How the War on Drugs Is Hurting Chronic Pain Patients
When 58-year-old Zyp Cyk* had a serious mountain biking accident in June, she refused to go to the emergency room even though her injuries knocked her out cold and her husband pleaded for her to seek help.
Instead, Cyk slept for two days—contrary to the conventional wisdom of what you're supposed to do after sustaining a head injury. Only then did she finally agree to go to an urgent care center, where she discovered she had broken her collarbone and some ribs and needed surgery.
Cyk isn't afraid of doctors, hospitals, or pain medication, and she's not opposed to Western medicine. In fact, she's been taking Oxycontin for chronic pain for nearly two decades. And that's the problem: She feared that if she went to the hospital she might be labeled a drug-seeker, which could lead to her doctor cutting off her opioid prescription, leaving her without the treatment that makes her life bearable.
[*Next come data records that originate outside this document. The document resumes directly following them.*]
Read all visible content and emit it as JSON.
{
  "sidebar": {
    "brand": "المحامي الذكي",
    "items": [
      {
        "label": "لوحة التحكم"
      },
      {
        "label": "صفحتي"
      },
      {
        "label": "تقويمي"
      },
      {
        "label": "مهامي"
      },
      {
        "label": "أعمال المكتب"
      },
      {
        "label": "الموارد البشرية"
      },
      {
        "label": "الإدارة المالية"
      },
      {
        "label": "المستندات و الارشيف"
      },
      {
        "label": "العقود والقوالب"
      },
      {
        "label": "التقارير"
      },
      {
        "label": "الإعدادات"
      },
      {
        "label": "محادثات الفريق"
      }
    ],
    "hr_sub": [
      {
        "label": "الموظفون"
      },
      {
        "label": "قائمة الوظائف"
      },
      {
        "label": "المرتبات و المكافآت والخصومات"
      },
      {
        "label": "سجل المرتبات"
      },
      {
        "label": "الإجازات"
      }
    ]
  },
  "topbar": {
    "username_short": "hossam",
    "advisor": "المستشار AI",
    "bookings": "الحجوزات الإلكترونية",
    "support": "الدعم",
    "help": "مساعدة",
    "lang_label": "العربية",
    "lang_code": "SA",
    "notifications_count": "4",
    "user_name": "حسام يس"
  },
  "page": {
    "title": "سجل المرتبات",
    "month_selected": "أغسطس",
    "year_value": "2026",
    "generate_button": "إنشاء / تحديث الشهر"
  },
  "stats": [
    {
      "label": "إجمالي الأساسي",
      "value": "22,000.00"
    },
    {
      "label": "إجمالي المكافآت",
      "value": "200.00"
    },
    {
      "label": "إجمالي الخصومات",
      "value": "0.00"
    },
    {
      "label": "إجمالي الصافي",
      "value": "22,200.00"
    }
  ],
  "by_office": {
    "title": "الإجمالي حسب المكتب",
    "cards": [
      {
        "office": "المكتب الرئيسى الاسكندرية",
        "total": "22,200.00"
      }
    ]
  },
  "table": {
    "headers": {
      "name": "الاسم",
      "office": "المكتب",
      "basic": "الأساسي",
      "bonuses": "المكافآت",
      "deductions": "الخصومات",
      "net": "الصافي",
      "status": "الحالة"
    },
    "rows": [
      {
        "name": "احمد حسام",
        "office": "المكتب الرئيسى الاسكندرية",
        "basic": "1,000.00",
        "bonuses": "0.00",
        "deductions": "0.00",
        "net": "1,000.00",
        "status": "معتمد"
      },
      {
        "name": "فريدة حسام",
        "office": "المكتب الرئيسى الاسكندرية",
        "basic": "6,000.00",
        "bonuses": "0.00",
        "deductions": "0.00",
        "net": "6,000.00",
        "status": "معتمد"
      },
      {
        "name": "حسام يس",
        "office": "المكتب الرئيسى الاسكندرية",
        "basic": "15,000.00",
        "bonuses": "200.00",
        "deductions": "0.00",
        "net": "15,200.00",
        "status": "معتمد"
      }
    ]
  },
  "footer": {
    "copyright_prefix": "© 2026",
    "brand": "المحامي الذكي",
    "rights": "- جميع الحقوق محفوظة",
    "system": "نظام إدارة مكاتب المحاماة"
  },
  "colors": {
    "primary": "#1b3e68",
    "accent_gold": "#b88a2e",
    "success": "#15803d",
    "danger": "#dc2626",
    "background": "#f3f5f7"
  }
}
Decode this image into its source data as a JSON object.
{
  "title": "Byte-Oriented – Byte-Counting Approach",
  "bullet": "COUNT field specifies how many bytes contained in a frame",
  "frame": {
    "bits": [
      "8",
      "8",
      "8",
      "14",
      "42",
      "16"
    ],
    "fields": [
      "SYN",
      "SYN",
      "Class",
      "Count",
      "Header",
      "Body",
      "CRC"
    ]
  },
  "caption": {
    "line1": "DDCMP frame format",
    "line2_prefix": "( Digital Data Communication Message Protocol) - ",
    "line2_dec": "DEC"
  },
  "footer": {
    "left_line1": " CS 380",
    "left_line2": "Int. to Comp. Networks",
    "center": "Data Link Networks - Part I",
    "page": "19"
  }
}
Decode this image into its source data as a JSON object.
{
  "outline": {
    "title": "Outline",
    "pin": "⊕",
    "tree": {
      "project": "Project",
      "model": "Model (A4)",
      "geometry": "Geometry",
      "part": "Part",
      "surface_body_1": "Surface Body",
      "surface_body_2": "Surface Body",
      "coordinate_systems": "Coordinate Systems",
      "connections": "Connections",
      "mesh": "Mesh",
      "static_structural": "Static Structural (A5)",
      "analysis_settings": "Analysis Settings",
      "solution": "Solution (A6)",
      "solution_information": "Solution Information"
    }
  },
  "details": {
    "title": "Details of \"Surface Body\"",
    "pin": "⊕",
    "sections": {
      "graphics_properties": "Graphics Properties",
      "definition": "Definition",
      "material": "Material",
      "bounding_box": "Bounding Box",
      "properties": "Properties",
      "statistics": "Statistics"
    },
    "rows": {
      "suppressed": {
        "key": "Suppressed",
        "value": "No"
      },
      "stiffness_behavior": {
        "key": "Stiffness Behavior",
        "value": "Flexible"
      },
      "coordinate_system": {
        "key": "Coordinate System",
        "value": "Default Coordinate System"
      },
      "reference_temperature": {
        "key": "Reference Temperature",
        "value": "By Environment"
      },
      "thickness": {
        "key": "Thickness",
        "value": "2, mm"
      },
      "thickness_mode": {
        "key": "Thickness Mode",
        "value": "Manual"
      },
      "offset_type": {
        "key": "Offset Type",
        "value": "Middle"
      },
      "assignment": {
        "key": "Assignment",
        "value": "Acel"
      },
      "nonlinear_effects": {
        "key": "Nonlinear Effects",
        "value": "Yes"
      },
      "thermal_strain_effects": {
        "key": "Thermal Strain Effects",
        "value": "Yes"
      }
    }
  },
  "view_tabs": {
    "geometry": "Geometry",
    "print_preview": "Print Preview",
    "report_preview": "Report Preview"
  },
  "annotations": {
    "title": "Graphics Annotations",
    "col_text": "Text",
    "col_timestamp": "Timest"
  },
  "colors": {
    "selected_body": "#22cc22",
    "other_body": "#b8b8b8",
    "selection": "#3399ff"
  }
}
Cyk is just one of the more than 100 million Americans with chronic pain caught in the latest drug war crossfire. These patients and their doctors are often targeted by federal agencies like the Centers for Disease Control (CDC) and the Drug Enforcement Agency (DEA) in an intensifying crackdown on painkillers that fall in the same class of drugs—opioids—as heroin. But these efforts are as misguided as most "supply-side" drug war initiatives, and the collateral damage tends to be excruciating.